This orange cake is a delicious dessert and I serve it in lots of different ways.

The cake itself is light as air and flavoured with orange zest and juice. It can be baked in a round or square tin or as a sheet cake for cutting into squares.

Fresh out of the oven I prick it with a toothpick, pour the rest of the orange juice over it, and sift a generous powdering of icing sugar on top, making an icing of sorts. At this stage it can be served as is with afternoon tea (or morning coffee). You could also make a simple glacé icing by mixing together the icing sugar and orange juice, and drizzling it over the cake.

As a dessert I serve the cake with caramelised oranges, making a flavoured caramel to pour over segmented oranges and spooned on the side served with cream or crème fraîche. Cointreau or rum can be added to the caramel to make it grown up and boozy.

For a dessert buffet I layer up squares of the cake on a large platter with mascarpone, fresh raspberries and a summer fruit coulis – it’s pretty as a picture and totally delicious.

Oranges vary a lot in size, so this recipe is based on using 1 large and very juicy orange.

If the oranges are small, or not very juicy, double up.


(this will fill 2 x 20cm round cake tins, or 1 x 20cm square tin.
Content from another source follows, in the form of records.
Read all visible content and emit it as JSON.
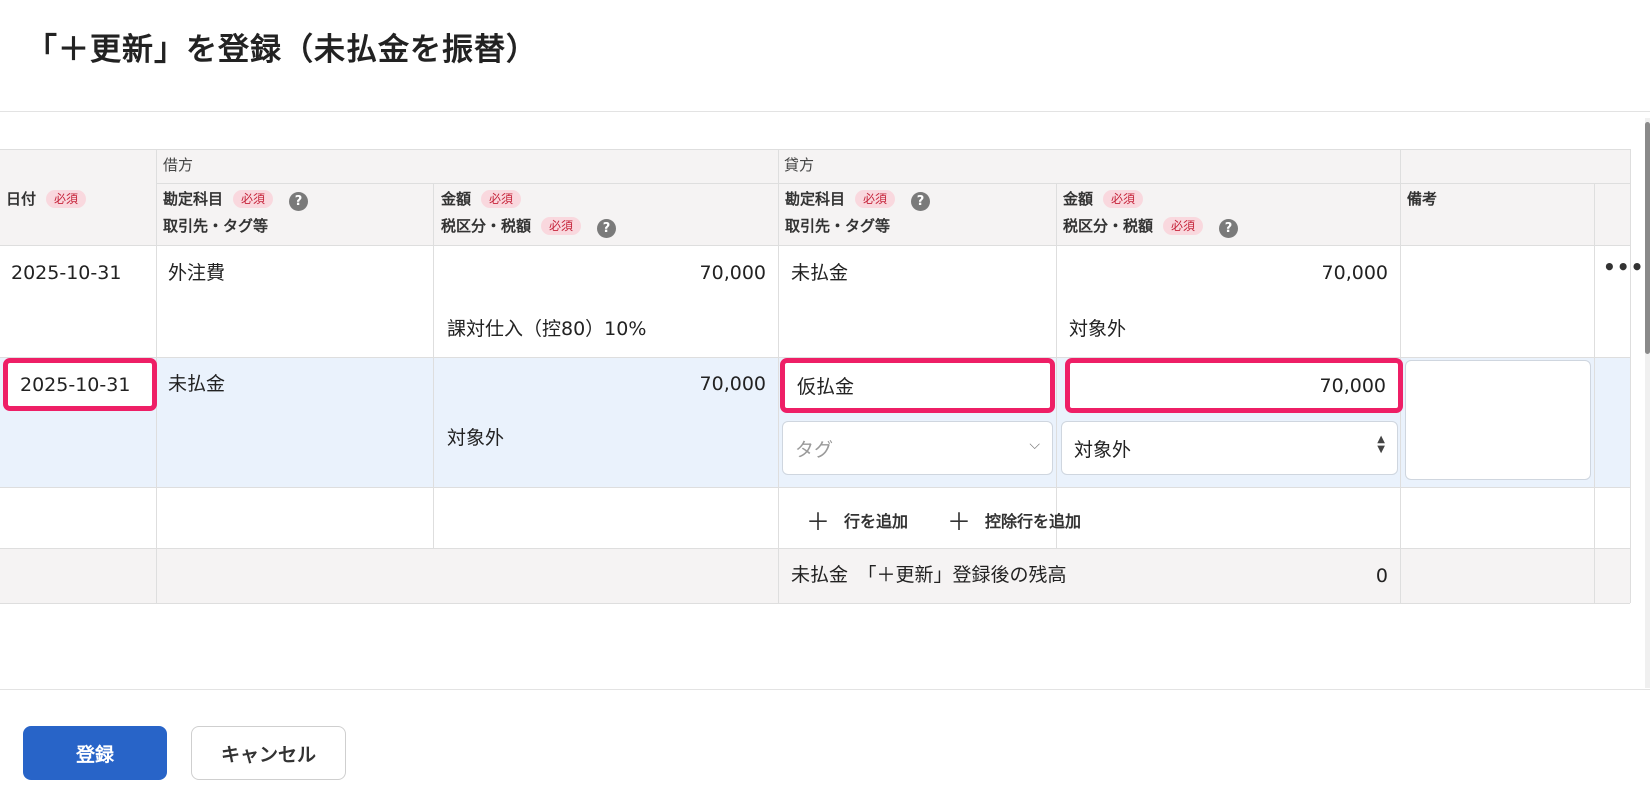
{
  "title": "「＋更新」を登録（未払金を振替）",
  "table": {
    "group_headers": {
      "debit": "借方",
      "credit": "貸方"
    },
    "headers": {
      "date": "日付",
      "required_badge": "必須",
      "help_icon": "?",
      "debit_account": "勘定科目",
      "debit_partner": "取引先・タグ等",
      "debit_amount": "金額",
      "debit_tax": "税区分・税額",
      "credit_account": "勘定科目",
      "credit_partner": "取引先・タグ等",
      "credit_amount": "金額",
      "credit_tax": "税区分・税額",
      "memo": "備考"
    },
    "rows": [
      {
        "date": "2025-10-31",
        "debit_account": "外注費",
        "debit_amount": "70,000",
        "debit_tax": "課対仕入（控80）10%",
        "credit_account": "未払金",
        "credit_amount": "70,000",
        "credit_tax": "対象外",
        "more_icon": "•••"
      },
      {
        "date": "2025-10-31",
        "debit_account": "未払金",
        "debit_amount": "70,000",
        "debit_tax": "対象外",
        "credit_account": "仮払金",
        "credit_tag_placeholder": "タグ",
        "credit_amount": "70,000",
        "credit_tax": "対象外",
        "memo": ""
      }
    ],
    "actions": {
      "add_row": "行を追加",
      "add_deduction_row": "控除行を追加",
      "plus_icon": "＋"
    },
    "balance": {
      "label": "未払金　「＋更新」登録後の残高",
      "value": "0"
    }
  },
  "footer": {
    "register": "登録",
    "cancel": "キャンセル"
  },
  "colors": {
    "primary": "#2864c8",
    "highlight": "#ee1f66",
    "badge_bg": "#f9d8de",
    "badge_text": "#c6243b",
    "edit_row_bg": "#eaf2fc",
    "header_bg": "#f5f3f3"
  }
}
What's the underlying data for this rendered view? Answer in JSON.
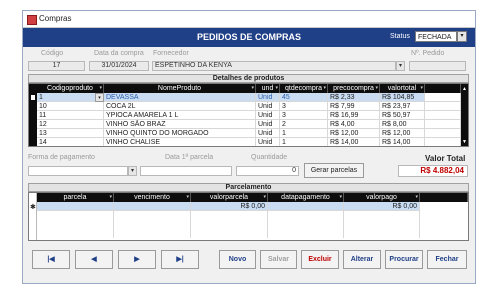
{
  "window": {
    "title": "Compras"
  },
  "header": {
    "title": "PEDIDOS DE COMPRAS",
    "status_label": "Status",
    "status_value": "FECHADA"
  },
  "form": {
    "codigo_label": "Código",
    "codigo": "17",
    "data_label": "Data da compra",
    "data": "31/01/2024",
    "fornecedor_label": "Fornecedor",
    "fornecedor": "ESPETINHO DA KENYA",
    "pedido_label": "Nº. Pedido",
    "pedido": ""
  },
  "produtos": {
    "section_title": "Detalhes de produtos",
    "columns": [
      "Codigoproduto",
      "NomeProduto",
      "und",
      "qtdecompra",
      "precocompra",
      "valortotal"
    ],
    "rows": [
      {
        "codigo": "1",
        "nome": "DEVASSA",
        "und": "Unid",
        "qtd": "45",
        "preco": "R$ 2,33",
        "total": "R$ 104,85"
      },
      {
        "codigo": "10",
        "nome": "COCA 2L",
        "und": "Unid",
        "qtd": "3",
        "preco": "R$ 7,99",
        "total": "R$ 23,97"
      },
      {
        "codigo": "11",
        "nome": "YPIOCA AMARELA 1 L",
        "und": "Unid",
        "qtd": "3",
        "preco": "R$ 16,99",
        "total": "R$ 50,97"
      },
      {
        "codigo": "12",
        "nome": "VINHO SÃO BRAZ",
        "und": "Unid",
        "qtd": "2",
        "preco": "R$ 4,00",
        "total": "R$ 8,00"
      },
      {
        "codigo": "13",
        "nome": "VINHO QUINTO DO MORGADO",
        "und": "Unid",
        "qtd": "1",
        "preco": "R$ 12,00",
        "total": "R$ 12,00"
      },
      {
        "codigo": "14",
        "nome": "VINHO CHALISE",
        "und": "Unid",
        "qtd": "1",
        "preco": "R$ 14,00",
        "total": "R$ 14,00"
      }
    ]
  },
  "pagamento": {
    "forma_label": "Forma de pagamento",
    "forma": "",
    "data_parcela_label": "Data 1ª parcela",
    "data_parcela": "",
    "quantidade_label": "Quantidade",
    "quantidade": "0",
    "gerar_label": "Gerar parcelas",
    "valor_total_label": "Valor Total",
    "valor_total": "R$ 4.882,04"
  },
  "parcelas": {
    "section_title": "Parcelamento",
    "columns": [
      "parcela",
      "vencimento",
      "valorparcela",
      "datapagamento",
      "valorpago"
    ],
    "new_row": {
      "valorparcela": "R$ 0,00",
      "valorpago": "R$ 0,00"
    }
  },
  "nav": {
    "first": "|◀",
    "prev": "◀",
    "next": "▶",
    "last": "▶|"
  },
  "actions": {
    "novo": "Novo",
    "salvar": "Salvar",
    "excluir": "Excluir",
    "alterar": "Alterar",
    "procurar": "Procurar",
    "fechar": "Fechar"
  },
  "colors": {
    "header": "#1f3f87",
    "valor_total": "#c00000",
    "excluir": "#c00000",
    "disabled": "#a0a0a0"
  }
}
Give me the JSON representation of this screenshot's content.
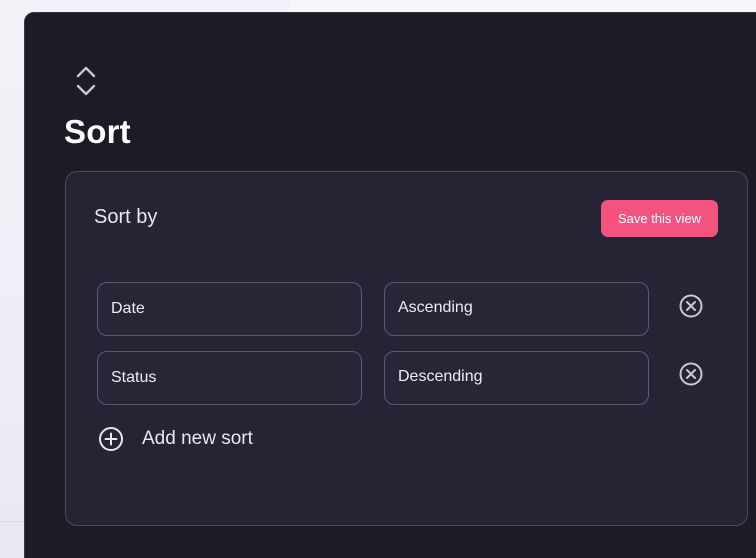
{
  "dialog": {
    "title": "Sort",
    "sort_by_label": "Sort by",
    "save_label": "Save this view",
    "add_label": "Add new sort",
    "rows": [
      {
        "field": "Date",
        "order": "Ascending"
      },
      {
        "field": "Status",
        "order": "Descending"
      }
    ]
  },
  "icons": {
    "header": "sort-chevrons-icon",
    "remove": "close-circle-icon",
    "add": "plus-circle-icon"
  },
  "colors": {
    "panel_bg": "#1c1b26",
    "card_bg": "#252434",
    "accent": "#f2547f",
    "border": "#5b577a",
    "icon": "#c9c6d8"
  }
}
Double the recipe to fill a 35 x 27cm baking tin).

170g unsalted butter, softened

170g caster sugar

3 large free-range eggs

170g self-raising flour

1tsp baking powder

1tsp bicarb of soda

Pinch of salt

Zest of 1 large orange

1tbsp orange juice (reserve the rest for drizzling)

To decorate:

2 large oranges, peeled and segmented (cut either side of each membrane, do this over a bowl to catch all the juice)

200g caster sugar

50ml water

45ml Cointreau or Rum (optional)

4 Cardamom pods or one stick of cinnamon (optional)

Whipped cream, mascarpone or creme fraiche to serve

Fresh berries if you have them

A few mint leaves

Icing sugar for dusting


Preheat the oven to 170C. Line your cake tins with baking parchment or use non-stick spray.

In a large mixing bowl with a hand or stand mixer, beat the butter and sugar until pale and fluffy.

Add the eggs one at a time, beating well between additions. Add the orange zest.

Weigh out the dry ingredients and mix them together, then add in three stages to the mixing bowl, adding in the orange juice as you go. Make sure it’s all well mixed together with no floury lumps, then pour into your prepared cake tins and bake for 20-30 minutes until done (it should be brown and well risen. A toothpick inserted in the middle will come out clean, or you can gently press the middle with your finger, it should spring back to the touch).

Put the tins on a cooling rack and prick all over with a toothpick or a fork. Drizzle over the remaining orange juice and let it soak into the cake. Dust generously with icing sugar and leave to cool.

Peel the oranges with a serrated fruit knife, removing all the pith, and then over a bowl use the knife to cut the orange into segments, leaving behind the inner pith and membrane. Do this over a bowl to catch all the juice. Strain the juice into a jug and reserve the orange segments in the bowl.

Now make the caramel. This can be daunting but it’s really easy when you know how!

Use a heavy-bottomed saucepan and heat the sugar and water together, gently agitating the pan but without stirring, until the sugar has dissolved. Now turn up the heat and allow the sugar syrup to boil vigorously, shaking the pan every now and then to make sure the heat is spreading evenly. This can take 10-15 minutes but keep an eye on it.

The syrup will start to change colour from brown at the edges to a red-brick terracotta – don’t let it go too far or it will burn.

Now, turn off the heat and, using oven gloves to protect your hands, pour in the reserved orange juice. It will hiss and splatter so stand well back. Stir the orange caramel to combine, and wait 5 minutes for it to cool slightly before adding any flavouring (otherwise they will burn and be bitter). I use 3-4 cardamom pods, a single cinnamon stick and/or or a slug of orange-flavoured liqueur or rum.

When the caramel is cool, pour it over the orange segments.

Serve the cake with the caramelised orange segments and cream, crème fraîche or mascarpone, decorated with mint tips and dusted with icing sugar.

© Linda Galloway 2020